Hell0 there!

I have to show whether the operator $$T\colon L^2(\mathbb{R})\to L^2(\mathbb{R}), f\mapsto\chi_{[0,1]}f$$ is continuous, selfadjoint and compact. I have problems to show the compactness.

But first let me show my proofs concerning the other two points:

1.) $T$ is indeed continuous, because it is bounded:

$$\lVert Tf\rVert_{L^2}=\int\limits_{\mathbb{R}}\lvert\chi_{[0,1]}(x)f(x)\rvert^2\, dx=\int\limits_0^1\lvert f(x)\rvert^2\, dx\leq\int\limits_{\mathbb{R}}\lvert f(x)\rvert^2\, dx=\lVert f\rVert_{L^2}$$

2.) $T$ is selfadjoint:

$$\langle Tf,g\rangle_{L^2}=\int\limits_{\mathbb{R}}f(x)\chi_{[0,1]}(x)\overline{g(x)}\, dx=\int\limits_{\mathbb{R}}f(x)\overline{\chi_{[0,1]}(x)g(x)}\, dx=\langle f,T^*g\rangle_{L^2}$$

and therefore the adjoint operator is given by $f\mapsto\chi_{[0,1]}f$ which is $T$ itself.

3.) Compactness:

Now I do not know how to show if $T$ is compact or not. There are two different criteria of compactness that would be useful here (to my opinion):

(a) Show that the unit ball is compact relatively.

(b) Show that for every bounded sequence $(f_n)$ the sequence $(Tf_n)$ has a convergent subsequence.

Which is the best to use here?

Greetings & have a good time

math12

• In 3.)(a), do you mean the image of the unit ball? Commented Feb 6, 2013 at 17:04
• Yes, excuse me. I mean the image of the unit ball.
– user34632
Commented Feb 6, 2013 at 17:06

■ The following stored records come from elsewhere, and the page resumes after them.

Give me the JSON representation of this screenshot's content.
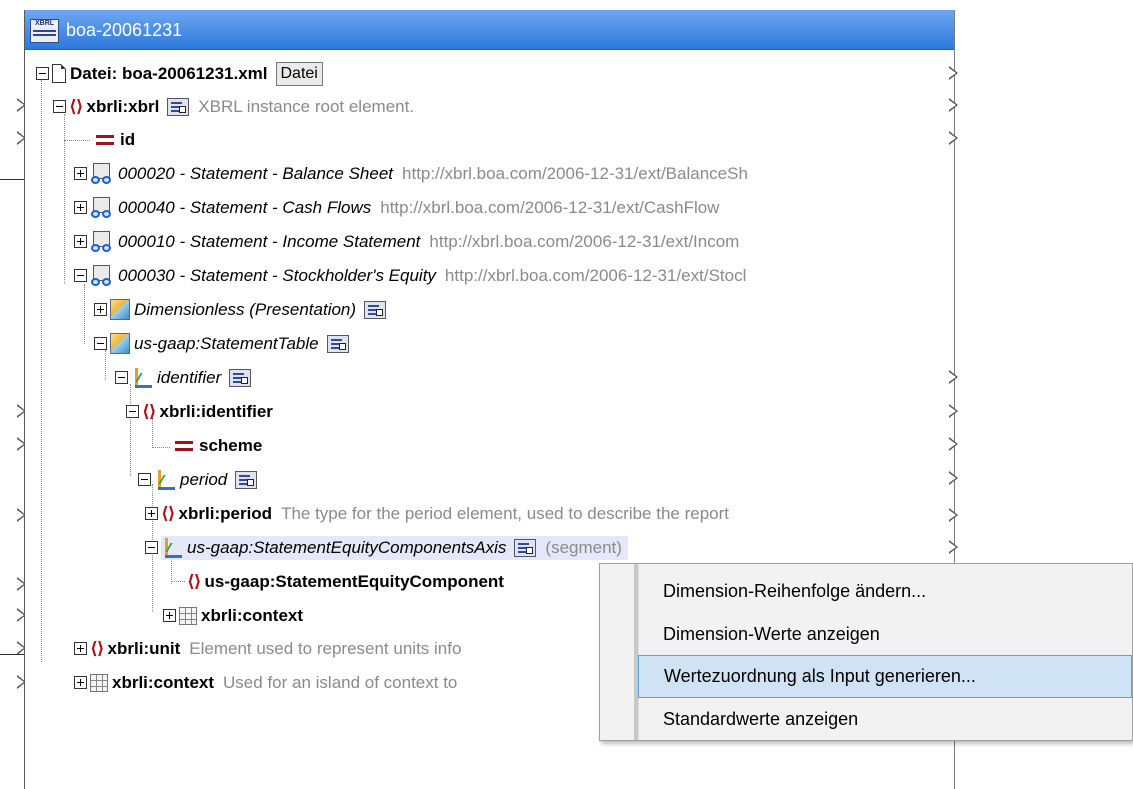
{
  "window": {
    "title": "boa-20061231",
    "icon_text": "XBRL"
  },
  "tree": {
    "root": {
      "label": "Datei: boa-20061231.xml",
      "button": "Datei"
    },
    "xbrl": {
      "label": "xbrli:xbrl",
      "comment": "XBRL instance root element."
    },
    "id": {
      "label": "id"
    },
    "statements": [
      {
        "label": "000020 - Statement - Balance Sheet",
        "url": "http://xbrl.boa.com/2006-12-31/ext/BalanceSh"
      },
      {
        "label": "000040 - Statement - Cash Flows",
        "url": "http://xbrl.boa.com/2006-12-31/ext/CashFlow"
      },
      {
        "label": "000010 - Statement - Income Statement",
        "url": "http://xbrl.boa.com/2006-12-31/ext/Incom"
      },
      {
        "label": "000030 - Statement - Stockholder's Equity",
        "url": "http://xbrl.boa.com/2006-12-31/ext/Stocl"
      }
    ],
    "dimensionless": {
      "label": "Dimensionless (Presentation)"
    },
    "statement_table": {
      "label": "us-gaap:StatementTable"
    },
    "identifier": {
      "label": "identifier"
    },
    "xbrli_identifier": {
      "label": "xbrli:identifier"
    },
    "scheme": {
      "label": "scheme"
    },
    "period": {
      "label": "period"
    },
    "xbrli_period": {
      "label": "xbrli:period",
      "comment": "The type for the period element, used to describe the report"
    },
    "axis": {
      "label": "us-gaap:StatementEquityComponentsAxis",
      "suffix": "(segment)"
    },
    "equity_component": {
      "label": "us-gaap:StatementEquityComponent"
    },
    "context_inner": {
      "label": "xbrli:context"
    },
    "unit": {
      "label": "xbrli:unit",
      "comment": "Element used to represent units info"
    },
    "context_outer": {
      "label": "xbrli:context",
      "comment": "Used for an island of context to"
    }
  },
  "context_menu": {
    "items": [
      "Dimension-Reihenfolge ändern...",
      "Dimension-Werte anzeigen",
      "Wertezuordnung als Input generieren...",
      "Standardwerte anzeigen"
    ],
    "selected_index": 2
  },
  "colors": {
    "title_bar": "#2c79dc",
    "element_icon": "#b0121b",
    "menu_highlight": "#cfe3f5",
    "comment_text": "#8a8a8a"
  }
}
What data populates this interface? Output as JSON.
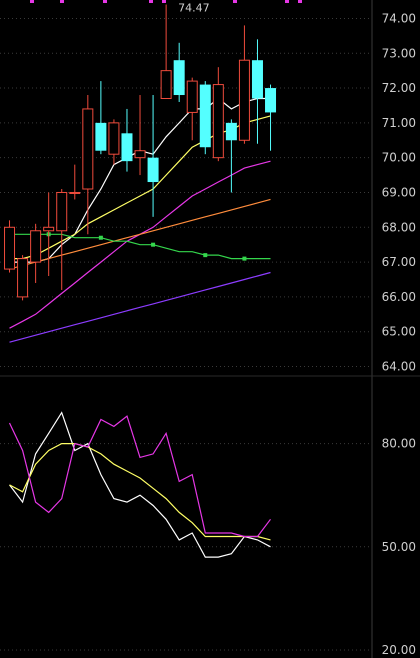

Consider the subspace $H\subseteq L^2$ defined by $H=\{f\in L^2: Tf=f\}\cong L^2[0,1]$. You can show that $T|_H$ is not compact as an operator on $H$, and that a restriction of a compact operator is compact. (Or you can argue directly by choosing your sequence referred to in 3.)(b) from $H$.) Infinite dimensional normed spaces like $H$ always have bounded sequences with no convergent subsequences, and in this case you can find some fairly simple concrete examples.
• I think $H$ has got an orthonormal basis $\left\{e_n\right\}$, because it is a Hilbertspace itself. I think, then $(e_n)$ is a bounded sequence and $\lVert Te_n-Te_m\rVert=\lVert e_n-e_m\rVert=\sqrt{2}$ and therefore $(Te_n)$ cannot have a convergent subsequence. Is that right?
• @math12: Yes. And if you want to be even more explicit, such $(e_n)$ can be given by trig functions. But every infinite linearly independent sequence in $L^2[0,1]$ (e.g., $(1,x,x^2,\ldots)$) can be Gram-Schmidt'ed to an orthonormal sequence. Commented Feb 6, 2013 at 17:33